Sunday, January 28, 2007
The Iran Threat, Real And Imagined
To follow up on a point I made here, for at least a generation or so, it's been something of a truism when talking about the Middle East that a lasting resolution of the Israeli-Palestinian conflict is the sine qua non of regional stability. Without denying the poisonous impact it's had on the neighborhood, I think that particular conflict has also served as something of a smokescreen to help Arab states mask their own internal faultlines. Faultlines that for the most part (the Iran-Iraq War and the Lebanese Civil War are obvious exceptions) remained manageable for as long as the status quo among the Arab powers held.
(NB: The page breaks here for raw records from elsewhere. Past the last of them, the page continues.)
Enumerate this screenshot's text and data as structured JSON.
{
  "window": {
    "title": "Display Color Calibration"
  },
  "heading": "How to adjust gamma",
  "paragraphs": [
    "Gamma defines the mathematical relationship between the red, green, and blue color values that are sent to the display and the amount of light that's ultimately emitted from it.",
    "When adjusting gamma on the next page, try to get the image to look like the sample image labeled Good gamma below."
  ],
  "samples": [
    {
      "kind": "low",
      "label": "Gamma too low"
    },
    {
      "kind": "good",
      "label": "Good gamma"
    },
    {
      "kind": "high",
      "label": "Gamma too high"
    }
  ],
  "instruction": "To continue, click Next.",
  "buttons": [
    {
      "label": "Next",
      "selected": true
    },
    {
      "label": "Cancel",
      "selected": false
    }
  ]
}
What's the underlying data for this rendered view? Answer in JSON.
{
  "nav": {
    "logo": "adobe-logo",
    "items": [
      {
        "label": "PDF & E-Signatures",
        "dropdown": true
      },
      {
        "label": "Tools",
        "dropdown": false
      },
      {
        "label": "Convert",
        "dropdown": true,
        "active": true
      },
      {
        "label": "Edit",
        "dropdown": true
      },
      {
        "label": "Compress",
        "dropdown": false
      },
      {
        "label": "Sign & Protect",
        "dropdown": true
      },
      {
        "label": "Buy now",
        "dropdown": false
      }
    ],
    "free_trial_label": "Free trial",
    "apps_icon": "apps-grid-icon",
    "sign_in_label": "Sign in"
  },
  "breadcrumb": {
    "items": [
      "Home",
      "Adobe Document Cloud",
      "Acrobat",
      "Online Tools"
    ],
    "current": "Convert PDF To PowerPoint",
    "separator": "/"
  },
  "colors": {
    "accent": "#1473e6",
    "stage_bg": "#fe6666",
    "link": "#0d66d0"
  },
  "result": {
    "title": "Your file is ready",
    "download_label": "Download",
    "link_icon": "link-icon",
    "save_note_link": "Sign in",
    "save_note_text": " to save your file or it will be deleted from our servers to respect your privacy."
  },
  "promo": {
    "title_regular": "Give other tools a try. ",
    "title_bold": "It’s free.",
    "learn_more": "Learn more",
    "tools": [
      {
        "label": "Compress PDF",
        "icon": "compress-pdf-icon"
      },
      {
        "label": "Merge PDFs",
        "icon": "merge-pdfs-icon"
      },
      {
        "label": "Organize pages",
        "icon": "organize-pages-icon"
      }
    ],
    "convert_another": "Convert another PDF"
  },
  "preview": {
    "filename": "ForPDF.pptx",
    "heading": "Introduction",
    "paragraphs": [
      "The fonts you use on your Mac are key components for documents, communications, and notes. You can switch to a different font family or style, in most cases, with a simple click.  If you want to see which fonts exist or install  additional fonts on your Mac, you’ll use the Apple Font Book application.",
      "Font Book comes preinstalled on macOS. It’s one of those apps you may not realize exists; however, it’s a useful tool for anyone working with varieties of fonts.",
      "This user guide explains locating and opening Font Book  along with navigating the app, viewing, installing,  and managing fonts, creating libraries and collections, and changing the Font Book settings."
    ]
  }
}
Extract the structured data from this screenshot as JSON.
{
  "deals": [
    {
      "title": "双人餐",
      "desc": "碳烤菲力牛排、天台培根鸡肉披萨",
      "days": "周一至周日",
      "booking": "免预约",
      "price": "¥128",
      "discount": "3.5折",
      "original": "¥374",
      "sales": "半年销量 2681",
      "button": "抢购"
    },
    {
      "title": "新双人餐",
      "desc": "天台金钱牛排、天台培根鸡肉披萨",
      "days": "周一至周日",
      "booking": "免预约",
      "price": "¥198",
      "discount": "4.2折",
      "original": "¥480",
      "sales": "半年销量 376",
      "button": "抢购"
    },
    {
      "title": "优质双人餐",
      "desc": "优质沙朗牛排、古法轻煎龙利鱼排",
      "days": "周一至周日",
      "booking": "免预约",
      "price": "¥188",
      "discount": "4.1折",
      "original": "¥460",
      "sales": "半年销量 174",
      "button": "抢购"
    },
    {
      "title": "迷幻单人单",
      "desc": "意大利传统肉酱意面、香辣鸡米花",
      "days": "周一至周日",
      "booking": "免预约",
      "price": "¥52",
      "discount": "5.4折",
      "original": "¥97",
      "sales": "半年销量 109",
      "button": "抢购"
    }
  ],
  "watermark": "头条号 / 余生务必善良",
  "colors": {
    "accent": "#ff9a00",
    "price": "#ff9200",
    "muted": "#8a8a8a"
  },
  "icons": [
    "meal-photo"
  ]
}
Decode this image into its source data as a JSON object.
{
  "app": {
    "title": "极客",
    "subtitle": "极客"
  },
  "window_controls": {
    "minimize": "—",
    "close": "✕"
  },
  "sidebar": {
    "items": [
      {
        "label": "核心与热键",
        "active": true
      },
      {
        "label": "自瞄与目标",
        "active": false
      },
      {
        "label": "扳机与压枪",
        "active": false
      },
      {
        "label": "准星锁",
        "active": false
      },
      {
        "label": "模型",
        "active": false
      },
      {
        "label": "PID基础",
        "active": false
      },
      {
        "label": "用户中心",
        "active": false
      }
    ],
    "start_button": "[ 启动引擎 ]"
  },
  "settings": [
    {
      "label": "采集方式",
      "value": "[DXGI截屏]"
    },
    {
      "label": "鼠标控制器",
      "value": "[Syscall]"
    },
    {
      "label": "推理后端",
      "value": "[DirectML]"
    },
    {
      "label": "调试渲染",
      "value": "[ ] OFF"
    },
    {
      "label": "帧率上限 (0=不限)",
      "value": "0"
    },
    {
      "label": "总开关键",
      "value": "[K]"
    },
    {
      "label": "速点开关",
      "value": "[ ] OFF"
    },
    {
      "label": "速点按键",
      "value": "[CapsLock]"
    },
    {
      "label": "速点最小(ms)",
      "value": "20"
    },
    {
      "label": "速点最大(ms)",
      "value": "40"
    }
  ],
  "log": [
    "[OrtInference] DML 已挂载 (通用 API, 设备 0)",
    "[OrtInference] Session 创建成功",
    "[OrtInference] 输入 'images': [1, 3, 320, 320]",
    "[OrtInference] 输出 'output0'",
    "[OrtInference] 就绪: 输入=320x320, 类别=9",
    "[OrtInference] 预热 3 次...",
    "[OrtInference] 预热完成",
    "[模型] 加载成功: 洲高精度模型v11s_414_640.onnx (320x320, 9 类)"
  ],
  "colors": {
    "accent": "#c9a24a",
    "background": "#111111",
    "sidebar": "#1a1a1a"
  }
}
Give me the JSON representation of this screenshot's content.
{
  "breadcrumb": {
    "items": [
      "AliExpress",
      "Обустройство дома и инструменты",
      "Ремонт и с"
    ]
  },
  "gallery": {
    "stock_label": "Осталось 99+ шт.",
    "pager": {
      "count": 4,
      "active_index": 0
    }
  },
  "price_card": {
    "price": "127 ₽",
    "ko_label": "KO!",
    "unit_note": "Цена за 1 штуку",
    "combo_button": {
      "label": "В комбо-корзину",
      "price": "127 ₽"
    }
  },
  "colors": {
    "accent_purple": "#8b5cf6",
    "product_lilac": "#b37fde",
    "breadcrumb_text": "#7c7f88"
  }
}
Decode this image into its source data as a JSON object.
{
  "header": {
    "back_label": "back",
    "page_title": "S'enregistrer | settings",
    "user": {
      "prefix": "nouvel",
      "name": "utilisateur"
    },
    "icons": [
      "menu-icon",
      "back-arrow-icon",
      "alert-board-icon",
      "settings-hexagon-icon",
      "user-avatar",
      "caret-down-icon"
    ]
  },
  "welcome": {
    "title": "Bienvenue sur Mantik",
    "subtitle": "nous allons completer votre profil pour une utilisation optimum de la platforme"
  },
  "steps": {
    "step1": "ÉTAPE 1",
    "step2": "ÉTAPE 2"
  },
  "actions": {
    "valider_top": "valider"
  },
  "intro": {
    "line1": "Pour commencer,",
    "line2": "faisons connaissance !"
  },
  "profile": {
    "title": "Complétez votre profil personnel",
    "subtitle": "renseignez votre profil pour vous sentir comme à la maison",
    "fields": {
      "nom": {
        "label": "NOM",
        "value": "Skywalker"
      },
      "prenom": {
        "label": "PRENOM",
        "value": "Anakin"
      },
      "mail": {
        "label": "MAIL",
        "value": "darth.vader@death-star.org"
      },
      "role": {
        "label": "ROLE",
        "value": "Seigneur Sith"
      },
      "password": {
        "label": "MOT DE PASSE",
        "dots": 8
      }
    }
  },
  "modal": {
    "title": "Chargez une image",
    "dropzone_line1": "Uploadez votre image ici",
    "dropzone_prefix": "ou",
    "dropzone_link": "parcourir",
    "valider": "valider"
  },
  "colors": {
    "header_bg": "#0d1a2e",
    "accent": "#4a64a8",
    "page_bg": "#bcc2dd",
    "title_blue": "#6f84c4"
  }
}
One of the original propositions of the Iraq War advocates was that in the aftermath of Sept. 11th, the status quo in the Middle East was no longer acceptable. Invading Iraq was a way to shake things up and see how they re-settled. Of course, what's primarily emerged from our reckless experiment is the threat of Iran as an unchecked regional power. Which has scared the daylights out of all the interested parties, most of whom were doing just fine with business as usual. And one of the big winners of this collective shift of focus has been Israel, who suddenly finds itself spared its traditional role of scapegoat for all the region's problems.
So I don't think it's a big surprise that one of the loudest voices pumping the Iranian threat right now happens to belong to the Israelis. According to this article in the Observer about the pitiful state of the Iranian nuclear effort, the Israelis have mounted a vigorous campaign to convince the major players that 2007 is a red letter year for intervening, despite the fact that Mohammed El-Baradei recently pointed out at the Davos Forum that the Iranians are at least half a decade from being able to produce a nuclear device.
Now Iran's ability to cause trouble is hardly limited to their acquisition of a nuclear weapon. There wouldn't be so many people scrambling to find ways to contain them if that were the case. But there are a variety of ways to accomplish that end without setting off a certain regional conflagration. (Steve Clemons has a post about how the Saudis plan to use the price of oil to take a bite out of Iran's cash flow here.) Here's hoping we explore some of them before it's too late.